- **Supplied entries**
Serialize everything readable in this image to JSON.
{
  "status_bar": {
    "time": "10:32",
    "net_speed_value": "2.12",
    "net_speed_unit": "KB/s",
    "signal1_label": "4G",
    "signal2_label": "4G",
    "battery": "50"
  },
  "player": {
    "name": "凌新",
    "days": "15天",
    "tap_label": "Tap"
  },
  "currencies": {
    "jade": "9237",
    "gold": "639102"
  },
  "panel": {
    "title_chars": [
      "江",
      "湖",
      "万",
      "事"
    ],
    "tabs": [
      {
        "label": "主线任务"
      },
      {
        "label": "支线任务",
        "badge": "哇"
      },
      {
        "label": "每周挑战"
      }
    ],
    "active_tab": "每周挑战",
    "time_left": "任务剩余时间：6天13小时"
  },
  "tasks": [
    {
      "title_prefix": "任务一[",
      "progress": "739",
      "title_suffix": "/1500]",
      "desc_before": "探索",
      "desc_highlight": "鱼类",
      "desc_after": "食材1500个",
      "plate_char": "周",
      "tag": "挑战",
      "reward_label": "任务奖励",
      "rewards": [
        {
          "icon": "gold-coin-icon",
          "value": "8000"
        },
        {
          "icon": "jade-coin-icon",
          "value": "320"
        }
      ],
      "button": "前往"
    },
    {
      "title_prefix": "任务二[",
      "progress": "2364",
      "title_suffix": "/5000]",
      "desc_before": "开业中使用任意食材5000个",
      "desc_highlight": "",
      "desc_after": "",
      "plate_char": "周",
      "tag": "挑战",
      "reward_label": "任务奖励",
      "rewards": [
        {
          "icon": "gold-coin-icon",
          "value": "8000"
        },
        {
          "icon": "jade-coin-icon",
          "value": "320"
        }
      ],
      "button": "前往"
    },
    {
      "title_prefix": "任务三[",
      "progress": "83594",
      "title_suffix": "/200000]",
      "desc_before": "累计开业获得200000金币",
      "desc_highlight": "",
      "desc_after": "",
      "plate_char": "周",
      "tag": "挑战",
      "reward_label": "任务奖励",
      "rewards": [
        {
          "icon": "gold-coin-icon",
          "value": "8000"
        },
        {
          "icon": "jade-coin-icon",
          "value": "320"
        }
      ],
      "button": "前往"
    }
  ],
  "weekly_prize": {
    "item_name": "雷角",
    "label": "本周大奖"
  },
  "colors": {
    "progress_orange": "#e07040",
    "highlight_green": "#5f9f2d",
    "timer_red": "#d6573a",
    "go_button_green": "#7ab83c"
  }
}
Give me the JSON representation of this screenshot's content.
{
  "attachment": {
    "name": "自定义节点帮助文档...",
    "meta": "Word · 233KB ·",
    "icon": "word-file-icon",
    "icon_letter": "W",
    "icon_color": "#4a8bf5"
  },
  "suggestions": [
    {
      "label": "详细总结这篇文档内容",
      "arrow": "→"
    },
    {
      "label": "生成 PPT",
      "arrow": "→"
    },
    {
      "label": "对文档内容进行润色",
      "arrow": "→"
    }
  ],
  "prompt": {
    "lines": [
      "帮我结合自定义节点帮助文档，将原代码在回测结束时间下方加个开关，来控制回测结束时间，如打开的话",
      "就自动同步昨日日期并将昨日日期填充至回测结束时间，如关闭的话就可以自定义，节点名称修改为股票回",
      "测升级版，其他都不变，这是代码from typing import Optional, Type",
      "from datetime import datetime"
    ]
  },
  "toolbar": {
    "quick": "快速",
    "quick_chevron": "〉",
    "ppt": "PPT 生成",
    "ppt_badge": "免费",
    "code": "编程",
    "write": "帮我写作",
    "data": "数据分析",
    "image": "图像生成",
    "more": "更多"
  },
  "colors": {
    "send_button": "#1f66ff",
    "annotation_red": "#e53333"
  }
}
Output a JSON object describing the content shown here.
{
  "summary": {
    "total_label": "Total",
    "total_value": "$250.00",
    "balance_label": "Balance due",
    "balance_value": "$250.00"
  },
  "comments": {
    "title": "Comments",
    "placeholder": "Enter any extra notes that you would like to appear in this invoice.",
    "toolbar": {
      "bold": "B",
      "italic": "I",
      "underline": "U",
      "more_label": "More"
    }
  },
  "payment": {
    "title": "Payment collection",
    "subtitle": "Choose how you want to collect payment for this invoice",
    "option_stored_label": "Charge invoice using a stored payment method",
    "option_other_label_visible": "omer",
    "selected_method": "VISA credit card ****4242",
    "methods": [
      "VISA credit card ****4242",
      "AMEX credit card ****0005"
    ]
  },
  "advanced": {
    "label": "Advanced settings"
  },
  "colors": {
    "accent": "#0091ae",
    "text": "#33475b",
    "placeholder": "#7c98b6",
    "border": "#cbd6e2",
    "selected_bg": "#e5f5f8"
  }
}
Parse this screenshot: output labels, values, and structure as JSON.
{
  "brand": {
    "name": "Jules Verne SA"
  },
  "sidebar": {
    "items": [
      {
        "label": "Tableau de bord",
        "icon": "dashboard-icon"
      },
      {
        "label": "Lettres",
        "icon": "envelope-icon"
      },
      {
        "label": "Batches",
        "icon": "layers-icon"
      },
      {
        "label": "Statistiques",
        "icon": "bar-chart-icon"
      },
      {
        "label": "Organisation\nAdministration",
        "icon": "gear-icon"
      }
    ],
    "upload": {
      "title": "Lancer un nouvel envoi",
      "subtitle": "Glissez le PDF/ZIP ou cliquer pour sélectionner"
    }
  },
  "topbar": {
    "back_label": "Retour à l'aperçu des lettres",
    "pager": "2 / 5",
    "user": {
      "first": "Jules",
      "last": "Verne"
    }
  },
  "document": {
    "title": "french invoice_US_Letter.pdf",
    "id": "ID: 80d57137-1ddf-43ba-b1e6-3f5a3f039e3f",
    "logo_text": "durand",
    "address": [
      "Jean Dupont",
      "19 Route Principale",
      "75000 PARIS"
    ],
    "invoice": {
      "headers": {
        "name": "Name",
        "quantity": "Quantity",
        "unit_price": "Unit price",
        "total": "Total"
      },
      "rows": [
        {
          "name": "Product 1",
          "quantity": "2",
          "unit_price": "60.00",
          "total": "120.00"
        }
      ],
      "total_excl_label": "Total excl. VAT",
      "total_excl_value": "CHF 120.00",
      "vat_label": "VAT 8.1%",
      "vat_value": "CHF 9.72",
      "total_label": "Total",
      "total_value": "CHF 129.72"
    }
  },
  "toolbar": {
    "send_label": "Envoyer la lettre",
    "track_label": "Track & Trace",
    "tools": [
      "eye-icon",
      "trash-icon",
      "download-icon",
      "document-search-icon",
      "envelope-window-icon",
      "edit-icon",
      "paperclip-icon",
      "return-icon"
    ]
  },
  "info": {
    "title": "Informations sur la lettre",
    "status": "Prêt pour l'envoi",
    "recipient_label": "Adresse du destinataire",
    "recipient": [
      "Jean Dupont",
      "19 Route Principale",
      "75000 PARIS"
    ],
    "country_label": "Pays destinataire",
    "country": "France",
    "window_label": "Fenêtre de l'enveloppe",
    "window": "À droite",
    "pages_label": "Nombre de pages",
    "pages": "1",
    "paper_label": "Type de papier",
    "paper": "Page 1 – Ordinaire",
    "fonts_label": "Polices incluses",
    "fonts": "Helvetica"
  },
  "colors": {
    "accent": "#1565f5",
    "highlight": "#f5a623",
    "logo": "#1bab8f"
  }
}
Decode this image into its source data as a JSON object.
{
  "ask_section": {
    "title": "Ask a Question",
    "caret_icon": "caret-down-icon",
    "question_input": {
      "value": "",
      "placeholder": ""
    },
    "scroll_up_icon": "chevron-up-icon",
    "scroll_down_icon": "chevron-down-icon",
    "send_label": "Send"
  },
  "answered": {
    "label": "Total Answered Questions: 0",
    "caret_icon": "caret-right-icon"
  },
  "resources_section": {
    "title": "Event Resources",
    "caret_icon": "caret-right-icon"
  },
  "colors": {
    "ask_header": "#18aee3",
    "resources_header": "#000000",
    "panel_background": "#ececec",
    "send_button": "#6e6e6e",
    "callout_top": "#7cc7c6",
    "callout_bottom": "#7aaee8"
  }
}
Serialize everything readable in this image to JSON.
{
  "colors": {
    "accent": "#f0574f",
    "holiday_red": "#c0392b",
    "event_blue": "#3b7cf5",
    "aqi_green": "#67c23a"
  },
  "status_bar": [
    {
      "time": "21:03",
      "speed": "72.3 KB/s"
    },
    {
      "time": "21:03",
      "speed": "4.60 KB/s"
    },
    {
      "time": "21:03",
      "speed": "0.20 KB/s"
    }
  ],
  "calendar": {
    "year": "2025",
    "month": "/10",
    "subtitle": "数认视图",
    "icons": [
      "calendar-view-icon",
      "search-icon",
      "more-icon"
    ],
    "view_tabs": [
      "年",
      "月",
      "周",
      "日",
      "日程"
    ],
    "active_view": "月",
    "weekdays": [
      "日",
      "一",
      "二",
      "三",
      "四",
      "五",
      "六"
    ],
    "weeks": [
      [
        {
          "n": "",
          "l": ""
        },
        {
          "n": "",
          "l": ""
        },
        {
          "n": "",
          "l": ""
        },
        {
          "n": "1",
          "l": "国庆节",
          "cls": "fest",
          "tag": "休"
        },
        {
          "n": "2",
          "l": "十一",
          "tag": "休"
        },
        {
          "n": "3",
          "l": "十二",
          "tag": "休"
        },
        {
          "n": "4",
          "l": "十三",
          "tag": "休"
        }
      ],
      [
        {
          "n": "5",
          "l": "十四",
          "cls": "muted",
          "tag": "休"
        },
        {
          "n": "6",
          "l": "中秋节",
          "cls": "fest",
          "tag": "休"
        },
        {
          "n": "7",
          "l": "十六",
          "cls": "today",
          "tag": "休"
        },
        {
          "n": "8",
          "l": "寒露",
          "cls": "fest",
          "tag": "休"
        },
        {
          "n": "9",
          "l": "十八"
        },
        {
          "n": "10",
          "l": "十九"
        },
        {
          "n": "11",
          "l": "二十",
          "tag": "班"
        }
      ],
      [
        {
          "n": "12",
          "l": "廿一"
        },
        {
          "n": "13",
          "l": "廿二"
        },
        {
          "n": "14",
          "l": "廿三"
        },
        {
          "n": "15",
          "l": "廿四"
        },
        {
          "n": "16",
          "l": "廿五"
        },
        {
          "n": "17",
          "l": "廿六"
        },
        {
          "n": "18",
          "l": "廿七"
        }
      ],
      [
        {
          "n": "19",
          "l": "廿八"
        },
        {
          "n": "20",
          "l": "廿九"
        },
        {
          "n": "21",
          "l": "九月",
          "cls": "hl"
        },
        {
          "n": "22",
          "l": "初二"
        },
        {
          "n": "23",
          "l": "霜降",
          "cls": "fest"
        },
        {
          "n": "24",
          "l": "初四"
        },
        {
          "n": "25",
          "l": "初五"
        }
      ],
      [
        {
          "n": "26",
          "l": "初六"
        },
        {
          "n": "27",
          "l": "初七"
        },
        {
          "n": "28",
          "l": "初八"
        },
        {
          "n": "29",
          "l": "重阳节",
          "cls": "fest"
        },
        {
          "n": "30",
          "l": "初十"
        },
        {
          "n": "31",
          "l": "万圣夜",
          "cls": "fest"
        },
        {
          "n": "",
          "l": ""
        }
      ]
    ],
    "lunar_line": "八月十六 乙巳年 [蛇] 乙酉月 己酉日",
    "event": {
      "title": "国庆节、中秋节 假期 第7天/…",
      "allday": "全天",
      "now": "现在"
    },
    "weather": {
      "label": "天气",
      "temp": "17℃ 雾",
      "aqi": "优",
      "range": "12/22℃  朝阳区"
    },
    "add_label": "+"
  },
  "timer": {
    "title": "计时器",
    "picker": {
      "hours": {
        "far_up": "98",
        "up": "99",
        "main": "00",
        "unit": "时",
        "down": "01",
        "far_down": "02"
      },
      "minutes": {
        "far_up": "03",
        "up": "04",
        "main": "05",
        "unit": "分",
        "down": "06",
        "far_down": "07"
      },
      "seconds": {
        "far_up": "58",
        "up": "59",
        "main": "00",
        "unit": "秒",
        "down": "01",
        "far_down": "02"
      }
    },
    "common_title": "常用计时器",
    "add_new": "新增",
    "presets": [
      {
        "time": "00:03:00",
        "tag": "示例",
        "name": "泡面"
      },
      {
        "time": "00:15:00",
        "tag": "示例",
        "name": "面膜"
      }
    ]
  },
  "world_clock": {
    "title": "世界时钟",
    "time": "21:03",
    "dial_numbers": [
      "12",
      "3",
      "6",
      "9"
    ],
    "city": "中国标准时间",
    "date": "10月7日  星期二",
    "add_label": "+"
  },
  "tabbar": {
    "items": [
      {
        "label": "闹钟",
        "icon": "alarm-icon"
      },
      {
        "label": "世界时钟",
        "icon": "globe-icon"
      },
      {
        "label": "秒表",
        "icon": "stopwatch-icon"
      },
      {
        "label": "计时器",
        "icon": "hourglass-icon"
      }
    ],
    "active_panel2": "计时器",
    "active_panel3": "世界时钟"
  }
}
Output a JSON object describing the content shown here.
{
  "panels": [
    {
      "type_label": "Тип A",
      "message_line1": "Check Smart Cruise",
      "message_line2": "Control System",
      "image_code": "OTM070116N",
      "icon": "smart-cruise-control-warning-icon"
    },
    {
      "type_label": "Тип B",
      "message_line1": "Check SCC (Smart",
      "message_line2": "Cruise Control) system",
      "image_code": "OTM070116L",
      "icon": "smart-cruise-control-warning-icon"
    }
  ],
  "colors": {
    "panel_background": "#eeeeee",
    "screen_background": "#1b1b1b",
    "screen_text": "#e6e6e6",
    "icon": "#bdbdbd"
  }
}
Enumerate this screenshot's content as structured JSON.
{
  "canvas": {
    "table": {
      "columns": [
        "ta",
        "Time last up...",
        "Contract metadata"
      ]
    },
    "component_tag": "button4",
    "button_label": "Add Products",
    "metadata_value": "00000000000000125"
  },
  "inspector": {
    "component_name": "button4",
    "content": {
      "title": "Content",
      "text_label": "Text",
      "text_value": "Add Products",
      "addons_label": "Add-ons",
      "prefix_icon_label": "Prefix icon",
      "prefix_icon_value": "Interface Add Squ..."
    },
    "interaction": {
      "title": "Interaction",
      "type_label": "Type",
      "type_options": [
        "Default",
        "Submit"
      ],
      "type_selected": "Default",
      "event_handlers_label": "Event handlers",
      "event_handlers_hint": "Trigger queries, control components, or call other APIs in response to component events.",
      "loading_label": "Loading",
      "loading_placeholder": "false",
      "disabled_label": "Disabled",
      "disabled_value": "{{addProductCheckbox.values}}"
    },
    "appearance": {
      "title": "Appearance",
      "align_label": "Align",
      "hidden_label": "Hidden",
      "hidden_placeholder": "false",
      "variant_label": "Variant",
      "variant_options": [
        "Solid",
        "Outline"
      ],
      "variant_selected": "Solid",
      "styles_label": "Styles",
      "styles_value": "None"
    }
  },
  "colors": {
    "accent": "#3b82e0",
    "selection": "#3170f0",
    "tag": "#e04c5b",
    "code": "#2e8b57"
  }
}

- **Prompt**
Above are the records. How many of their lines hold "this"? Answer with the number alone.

- **Result**
8